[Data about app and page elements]
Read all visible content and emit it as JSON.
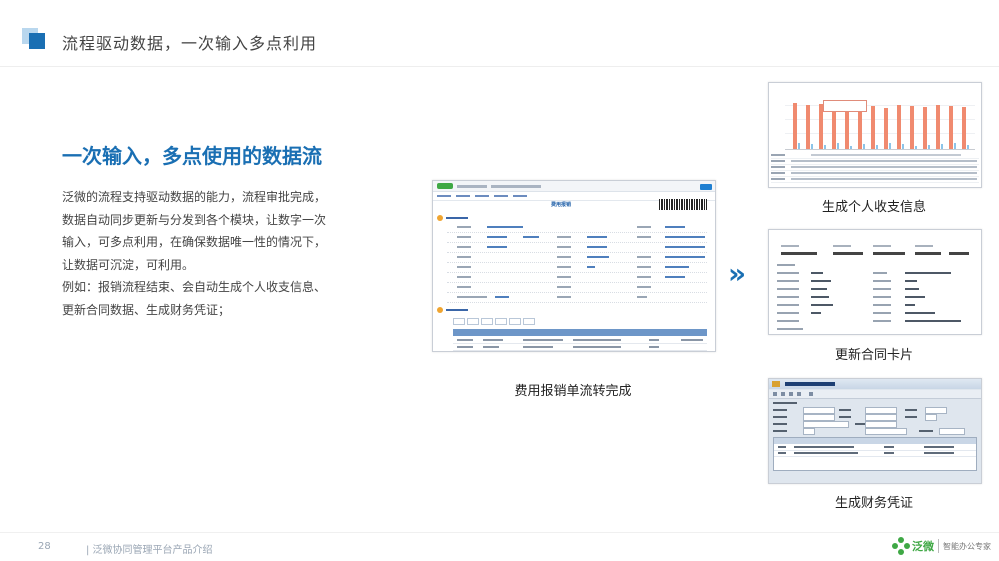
{
  "header": {
    "title": "流程驱动数据，一次输入多点利用"
  },
  "main": {
    "heading": "一次输入，多点使用的数据流",
    "paragraphs": [
      "泛微的流程支持驱动数据的能力，流程审批完成，数据自动同步更新与分发到各个模块，让数字一次输入，可多点利用，在确保数据唯一性的情况下，让数据可沉淀，可利用。",
      "例如：报销流程结束、会自动生成个人收支信息、更新合同数据、生成财务凭证；"
    ]
  },
  "expense_form": {
    "title": "费用报销",
    "caption": "费用报销单流转完成"
  },
  "arrow": {
    "glyph": "»"
  },
  "outputs": [
    {
      "caption": "生成个人收支信息"
    },
    {
      "caption": "更新合同卡片"
    },
    {
      "caption": "生成财务凭证"
    }
  ],
  "footer": {
    "page_number": "28",
    "text": "| 泛微协同管理平台产品介绍",
    "brand": "泛微",
    "slogan": "智能办公专家"
  },
  "colors": {
    "accent": "#1a6fb3",
    "brand_green": "#3fa845",
    "bar": "#f08a6f"
  }
}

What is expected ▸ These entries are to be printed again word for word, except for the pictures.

Response to this task ▸
Read all visible content and emit it as JSON.
{
  "header": {
    "title": "流程驱动数据，一次输入多点利用"
  },
  "main": {
    "heading": "一次输入，多点使用的数据流",
    "paragraphs": [
      "泛微的流程支持驱动数据的能力，流程审批完成，数据自动同步更新与分发到各个模块，让数字一次输入，可多点利用，在确保数据唯一性的情况下，让数据可沉淀，可利用。",
      "例如：报销流程结束、会自动生成个人收支信息、更新合同数据、生成财务凭证；"
    ]
  },
  "expense_form": {
    "title": "费用报销",
    "caption": "费用报销单流转完成"
  },
  "arrow": {
    "glyph": "»"
  },
  "outputs": [
    {
      "caption": "生成个人收支信息"
    },
    {
      "caption": "更新合同卡片"
    },
    {
      "caption": "生成财务凭证"
    }
  ],
  "footer": {
    "page_number": "28",
    "text": "| 泛微协同管理平台产品介绍",
    "brand": "泛微",
    "slogan": "智能办公专家"
  },
  "colors": {
    "accent": "#1a6fb3",
    "brand_green": "#3fa845",
    "bar": "#f08a6f"
  }
}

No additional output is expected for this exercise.